# Exercise details
Please state how many lines of the records below contain the word "icon". Give the number and nothing else.

Input data Block Start

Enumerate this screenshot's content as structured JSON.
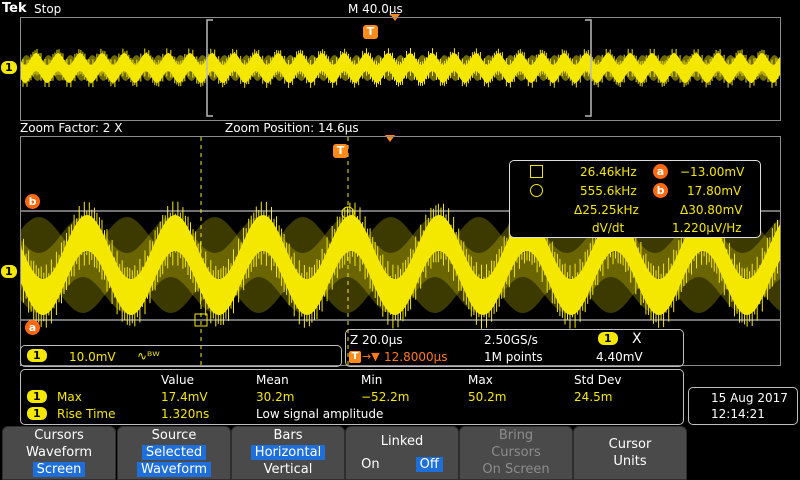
{
  "header": {
    "brand": "Tek",
    "run_state": "Stop",
    "timebase": "M 40.0µs"
  },
  "zoom": {
    "factor": "Zoom Factor: 2 X",
    "position": "Zoom Position: 14.6µs"
  },
  "markers": {
    "trigger": "T",
    "ch1": "1",
    "ref_a": "a",
    "ref_b": "b"
  },
  "cursor_readout": {
    "row1_freq": "26.46kHz",
    "row1_val": "−13.00mV",
    "row2_freq": "555.6kHz",
    "row2_val": "17.80mV",
    "delta_freq": "Δ25.25kHz",
    "delta_val": "Δ30.80mV",
    "dvdt_label": "dV/dt",
    "dvdt_val": "1.220µV/Hz"
  },
  "channel": {
    "label": "1",
    "scale": "10.0mV",
    "coupling": "∿ᴮᵂ"
  },
  "acquisition": {
    "zoom_scale": "Z 20.0µs",
    "sample_rate": "2.50GS/s",
    "record": "1M points",
    "trig_pos": "12.8000µs",
    "trig_ch": "1",
    "trig_level": "4.40mV",
    "trig_type": "X"
  },
  "measurements": {
    "headers": [
      "Value",
      "Mean",
      "Min",
      "Max",
      "Std Dev"
    ],
    "rows": [
      {
        "ch": "1",
        "name": "Max",
        "value": "17.4mV",
        "mean": "30.2m",
        "min": "−52.2m",
        "max": "50.2m",
        "std": "24.5m"
      },
      {
        "ch": "1",
        "name": "Rise Time",
        "value": "1.320ns",
        "note": "Low signal amplitude"
      }
    ]
  },
  "datetime": {
    "date": "15 Aug 2017",
    "time": "12:14:21"
  },
  "softkeys": {
    "cursors": {
      "l1": "Cursors",
      "l2": "Waveform",
      "l3": "Screen"
    },
    "source": {
      "l1": "Source",
      "l2": "Selected",
      "l3": "Waveform"
    },
    "bars": {
      "l1": "Bars",
      "l2": "Horizontal",
      "l3": "Vertical"
    },
    "linked": {
      "l1": "Linked",
      "on": "On",
      "off": "Off"
    },
    "bring": {
      "l1": "Bring",
      "l2": "Cursors",
      "l3": "On Screen"
    },
    "units": {
      "l1": "Cursor",
      "l2": "Units"
    }
  },
  "colors": {
    "trace": "#f5e800",
    "cursor": "#ff7a1a",
    "highlight": "#1e6fd9"
  }
}
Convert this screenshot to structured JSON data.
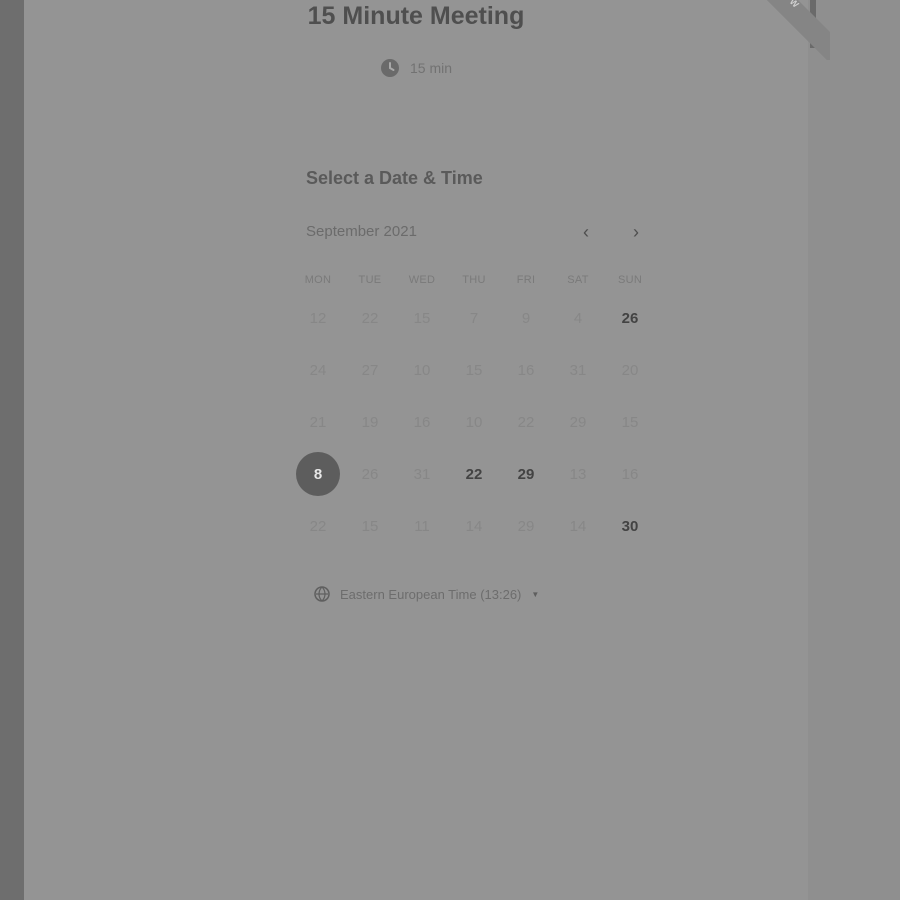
{
  "event": {
    "title": "15 Minute Meeting",
    "duration": "15 min"
  },
  "ribbon": {
    "label": "W"
  },
  "calendar": {
    "heading": "Select a Date & Time",
    "month_label": "September 2021",
    "weekdays": [
      "MON",
      "TUE",
      "WED",
      "THU",
      "FRI",
      "SAT",
      "SUN"
    ],
    "weeks": [
      [
        "12",
        "22",
        "15",
        "7",
        "9",
        "4",
        "26"
      ],
      [
        "24",
        "27",
        "10",
        "15",
        "16",
        "31",
        "20"
      ],
      [
        "21",
        "19",
        "16",
        "10",
        "22",
        "29",
        "15"
      ],
      [
        "8",
        "26",
        "31",
        "22",
        "29",
        "13",
        "16"
      ],
      [
        "22",
        "15",
        "11",
        "14",
        "29",
        "14",
        "30"
      ]
    ],
    "available": [
      "26",
      "22",
      "29",
      "30"
    ],
    "selected": "8"
  },
  "timezone": {
    "label": "Eastern European Time (13:26)"
  }
}
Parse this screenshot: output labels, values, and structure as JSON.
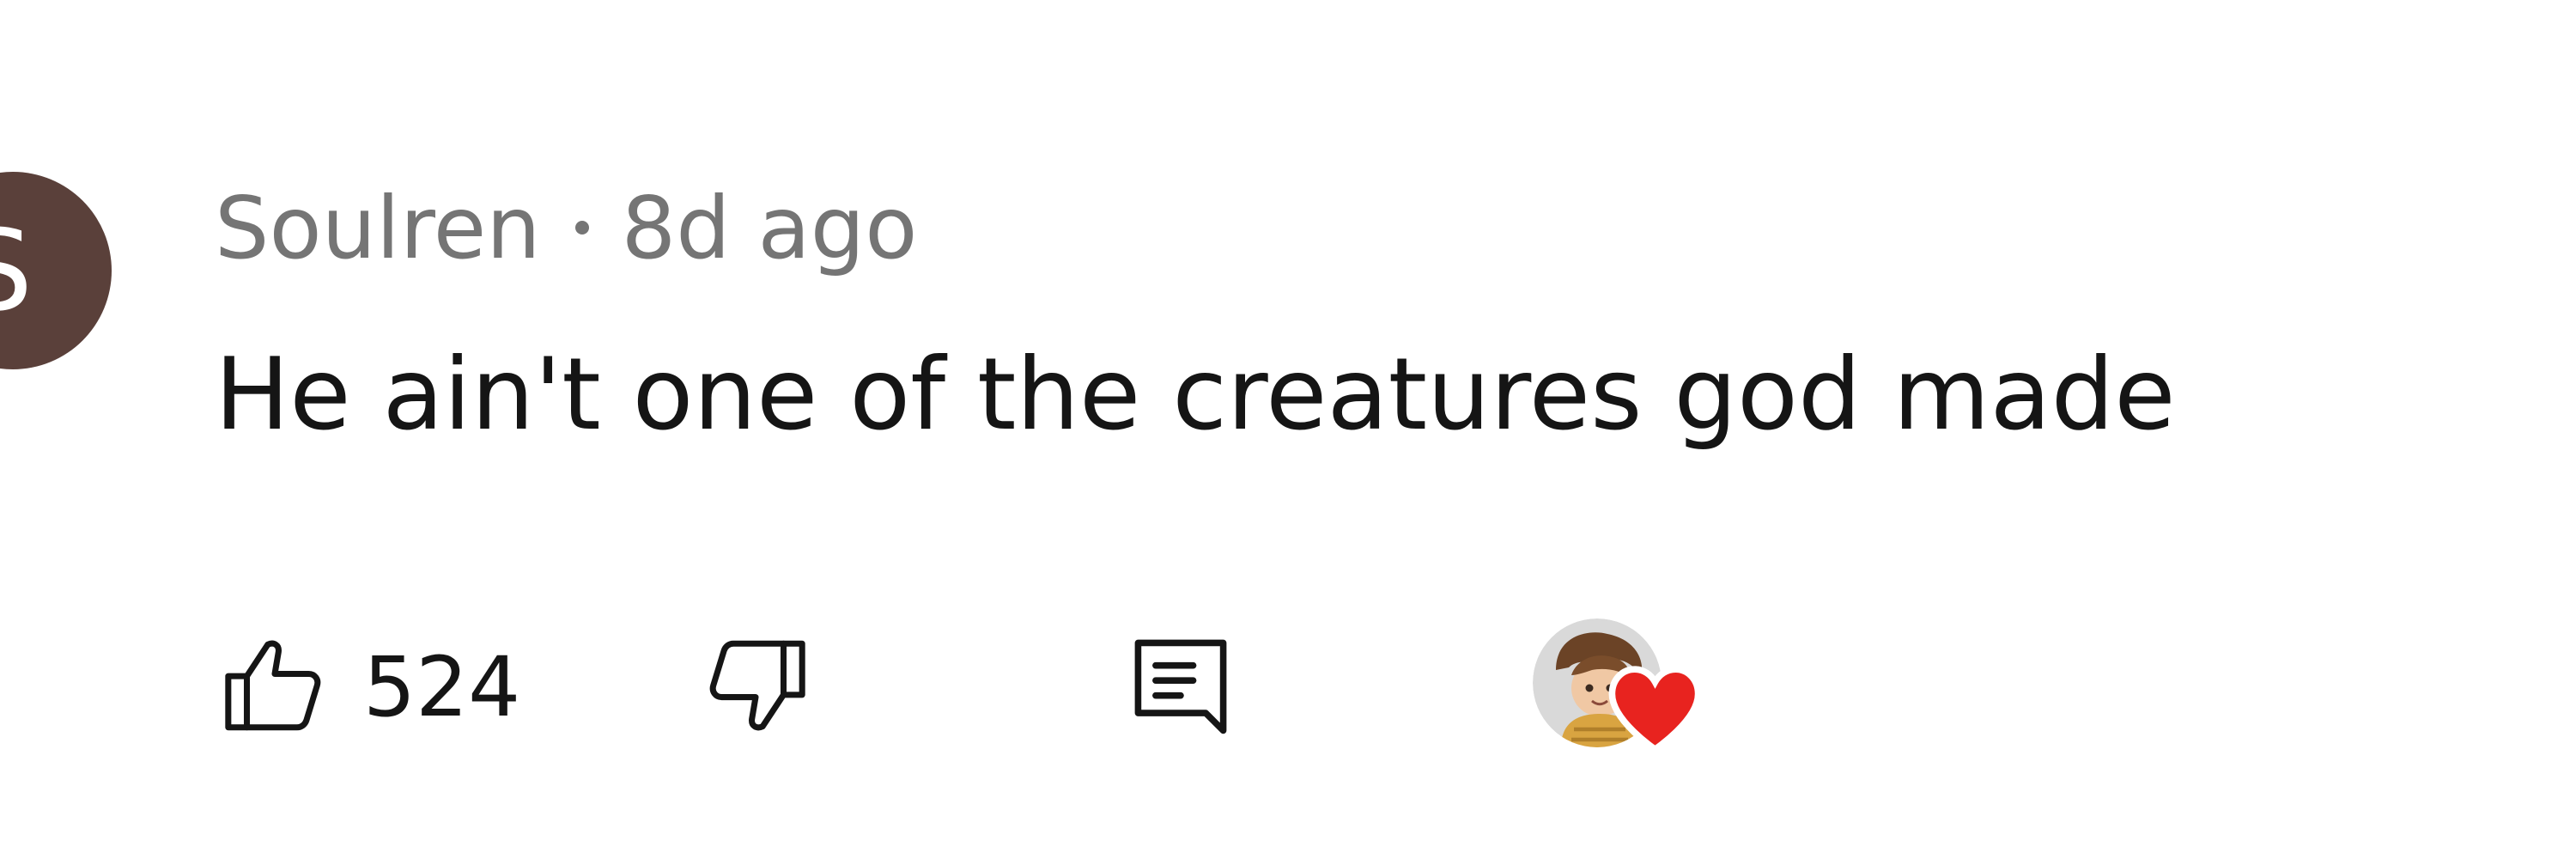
{
  "comment": {
    "avatar_letter": "S",
    "avatar_color": "#5a403a",
    "author": "Soulren",
    "separator": "•",
    "time": "8d ago",
    "text": "He ain't one of the creatures god made"
  },
  "actions": {
    "like_icon": "thumbs-up-icon",
    "like_count": "524",
    "dislike_icon": "thumbs-down-icon",
    "reply_icon": "reply-comment-icon",
    "creator_heart": {
      "avatar_icon": "creator-avatar-icon",
      "heart_icon": "heart-icon",
      "heart_color": "#e8231f"
    }
  }
}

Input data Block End

# Output for this task
5